Prompt: For the entries that follow, tally the lines holding the string "세이노의". Give the total and nothing else.
Segment Start: Data for this exercise
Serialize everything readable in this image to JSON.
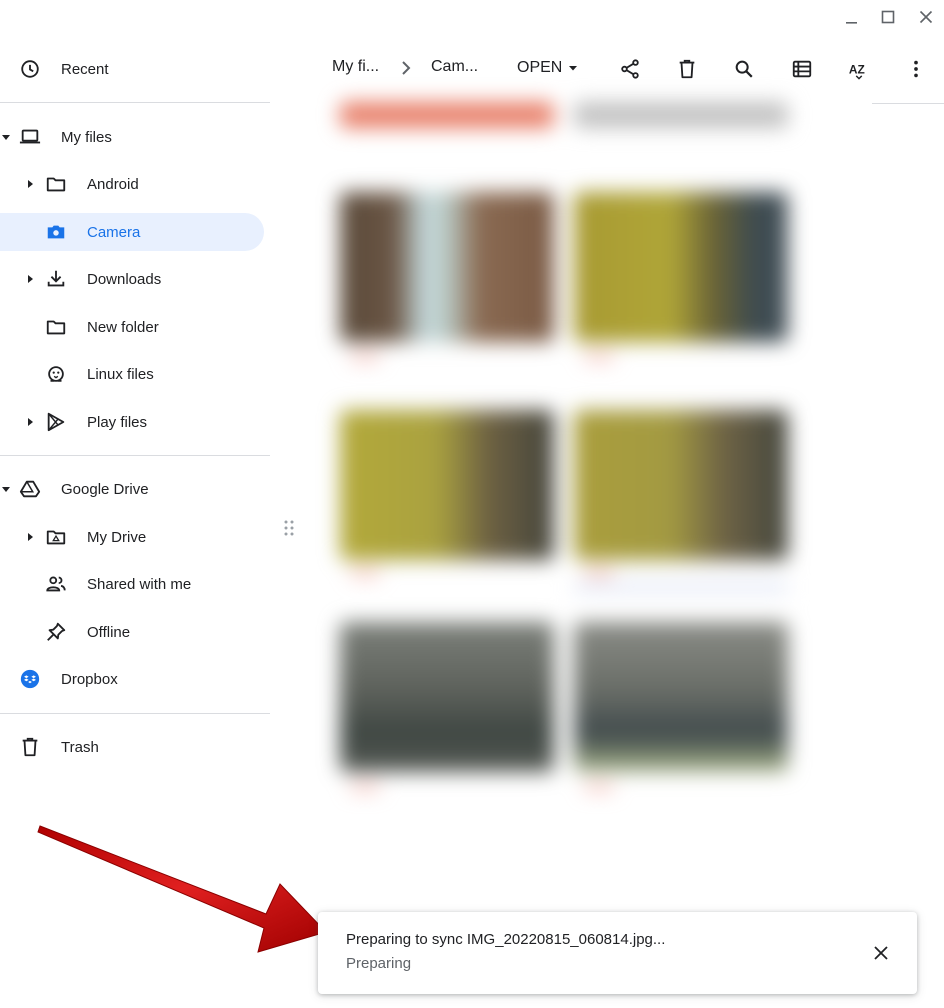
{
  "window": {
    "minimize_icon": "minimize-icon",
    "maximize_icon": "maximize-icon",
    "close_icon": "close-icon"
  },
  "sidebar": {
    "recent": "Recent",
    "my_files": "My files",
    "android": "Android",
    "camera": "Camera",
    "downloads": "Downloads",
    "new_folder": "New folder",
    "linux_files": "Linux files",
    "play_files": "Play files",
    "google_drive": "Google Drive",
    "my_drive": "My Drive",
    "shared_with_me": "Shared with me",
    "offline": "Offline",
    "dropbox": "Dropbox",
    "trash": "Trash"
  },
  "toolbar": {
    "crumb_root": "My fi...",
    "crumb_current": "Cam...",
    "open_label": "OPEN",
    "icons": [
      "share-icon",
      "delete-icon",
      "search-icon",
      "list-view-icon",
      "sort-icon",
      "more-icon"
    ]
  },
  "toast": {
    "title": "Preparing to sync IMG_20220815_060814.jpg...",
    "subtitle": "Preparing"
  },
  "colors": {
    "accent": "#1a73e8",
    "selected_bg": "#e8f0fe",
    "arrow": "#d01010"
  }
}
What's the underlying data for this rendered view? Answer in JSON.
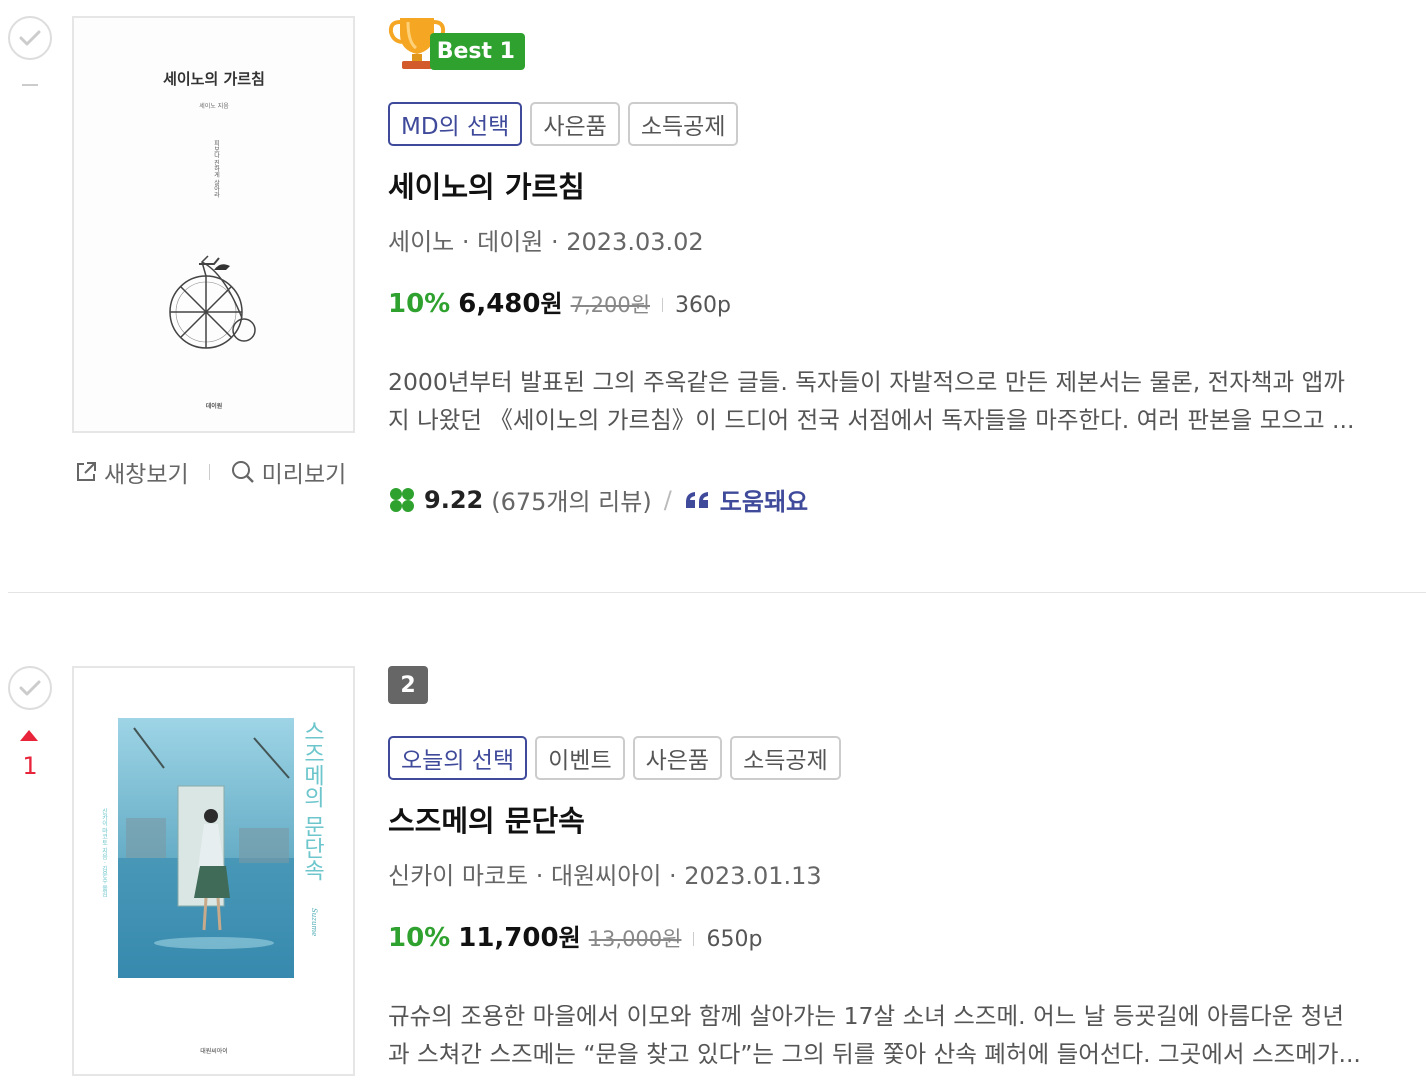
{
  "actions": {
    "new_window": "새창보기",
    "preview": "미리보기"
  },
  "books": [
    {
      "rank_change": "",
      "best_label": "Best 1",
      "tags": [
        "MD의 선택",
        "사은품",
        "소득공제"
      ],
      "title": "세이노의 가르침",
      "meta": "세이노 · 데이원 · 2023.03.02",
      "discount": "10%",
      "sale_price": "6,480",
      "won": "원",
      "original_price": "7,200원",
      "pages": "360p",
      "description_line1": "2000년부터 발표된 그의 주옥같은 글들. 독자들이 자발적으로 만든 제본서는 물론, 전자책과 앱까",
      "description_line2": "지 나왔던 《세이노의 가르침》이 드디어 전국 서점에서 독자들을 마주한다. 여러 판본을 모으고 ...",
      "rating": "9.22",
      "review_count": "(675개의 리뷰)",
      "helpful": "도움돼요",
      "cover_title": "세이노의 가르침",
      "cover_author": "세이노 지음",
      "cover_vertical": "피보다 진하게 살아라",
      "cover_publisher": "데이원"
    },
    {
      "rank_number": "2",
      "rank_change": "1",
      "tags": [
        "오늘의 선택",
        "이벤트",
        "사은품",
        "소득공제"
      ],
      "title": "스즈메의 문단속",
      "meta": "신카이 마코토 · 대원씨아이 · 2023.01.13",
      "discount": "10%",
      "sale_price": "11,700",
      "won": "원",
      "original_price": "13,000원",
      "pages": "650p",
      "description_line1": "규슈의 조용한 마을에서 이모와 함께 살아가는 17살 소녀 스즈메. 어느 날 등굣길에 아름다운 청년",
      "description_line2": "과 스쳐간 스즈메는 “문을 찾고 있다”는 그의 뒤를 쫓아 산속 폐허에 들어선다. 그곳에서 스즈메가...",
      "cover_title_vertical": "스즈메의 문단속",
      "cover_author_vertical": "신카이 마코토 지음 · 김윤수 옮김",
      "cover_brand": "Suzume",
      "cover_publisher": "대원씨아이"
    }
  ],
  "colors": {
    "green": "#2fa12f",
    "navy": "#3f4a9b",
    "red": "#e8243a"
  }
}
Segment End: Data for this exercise
Task solution: 3